[Maddy] After the Jean Paul Gautier show there was positive feedback and there was negative feedback. There was serious controversy among the plus size industry and the models in particular. One model said to me, she makes plus models look bad. What is your response to this statement?

[Velvet] Well I feel she is welcome to her opinion. I think that many feel this way and that is certainly their right. Do I value that opinion? Not when Galliano, French Vogue or Jean Paul Gautier may have a different opinion of me.

Fashion and the idea behind fashion is creativity and the difficulty with fashion is when it gets to be such a regulation that we have lost the essence of what fashion was supposed to be. Fashion should show diversity, uniqueness, creativity and always keeping in mind the beauty within everyone.

There are “Plus models” and there are BBW’s. I don’t consider myself a “plus model” I consider myself more of a character. My body fix was never made for ‘industry standard’ plus modeling, because there is a necessity to have certain measurements. I don’t put plus models down just like I don’t put skinny models down. I do want the plus size industry to know that everything I have done has been to promote “Plus”.

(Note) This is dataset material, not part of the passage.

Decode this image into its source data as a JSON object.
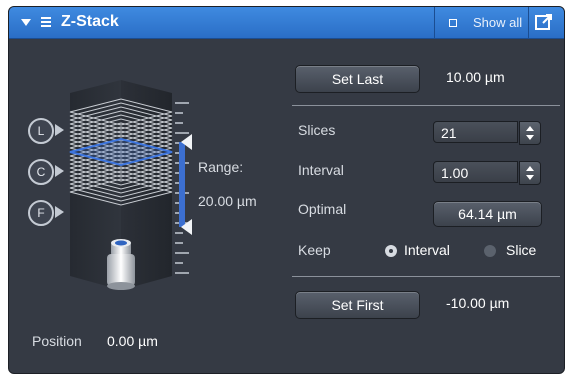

[Maddy] Among your many talents, you are also a photographer. How long have you been shooting?

[Velvet] Since 1986 — I got my start in Italy. I mostly shot plus models when I was living in NY. I shot Tracey Stern, Liis, Natalie McLaughlin, and Barbara Brickner. I was not afraid to shoot them sexy and edgy and I got some very great images. Not many photographers at the time were shooting “plus” so even back then I was supporting the plus size industry.

When I went back to Paris I kind of got away from models and started to shoot fine art nudes. I feel like everything I have done has been to uplift women in general.

[Maddy] Was there a defining moment when you learned to love yourself?

[Velvet] I was the last of five kids. I actually grew up being the fat kid in school. My identity as a fat person certainly began in elementary school. Then I was put on a swim team because my mom wanted me to lose some of the weight… As a child I was like “Thanks mom, fat kid in a swimsuit, great idea!” It was torture at first but I got used to it and then I joined track and lost tons of weight.

It was a difficult journey to learn to love me, I watched myself gain weight as a teen and into my young adult years. I would diet but nothing would come off. I would look at pictures at when I was thinner and I would be sad. I questioned myself – how can I learn to accept myself? The thing that I found – I did not appreciate the kudos of beauty when I was thinner. When I was the stunning skinny girl, I passed people waiting on lines at the club and stuff along those lines. I did not realize people were treating me solely on my looks. When I got fatter it was the opposite, I was rejected and lost that power. Having been on both sides of the fence I was able to see how shallow but powerful beauty is.

I searched for places where I could see and associate with other people like me. I wanted to find people who looked like me. BBW Magazine was one of the magazines I subscribed to as well as Dimensions magazine and Radiance. I also visited museums to feel better about my own body. I read books, searched the internet for groups and clubs and found a world of people out there that looked just like me and made me feel better about myself. It was work to accept myself and to learn to love me.

[Maddy] What is your advice to women about accepting themselves, reaching their goals and loving their bodies?

[Velvet] It’s a hard journey but once you get past it you will look back and look at all the hard work you have done – your great strides — and no one will be able to take that away. Associate yourself with positive people and join acceptance groups. Don’t be afraid to become active in the movement for size acceptance. Look for places where you feel you are being represented and support them. Good things will come your way once you learn to love yourself and not buy into society’s beauty ethic.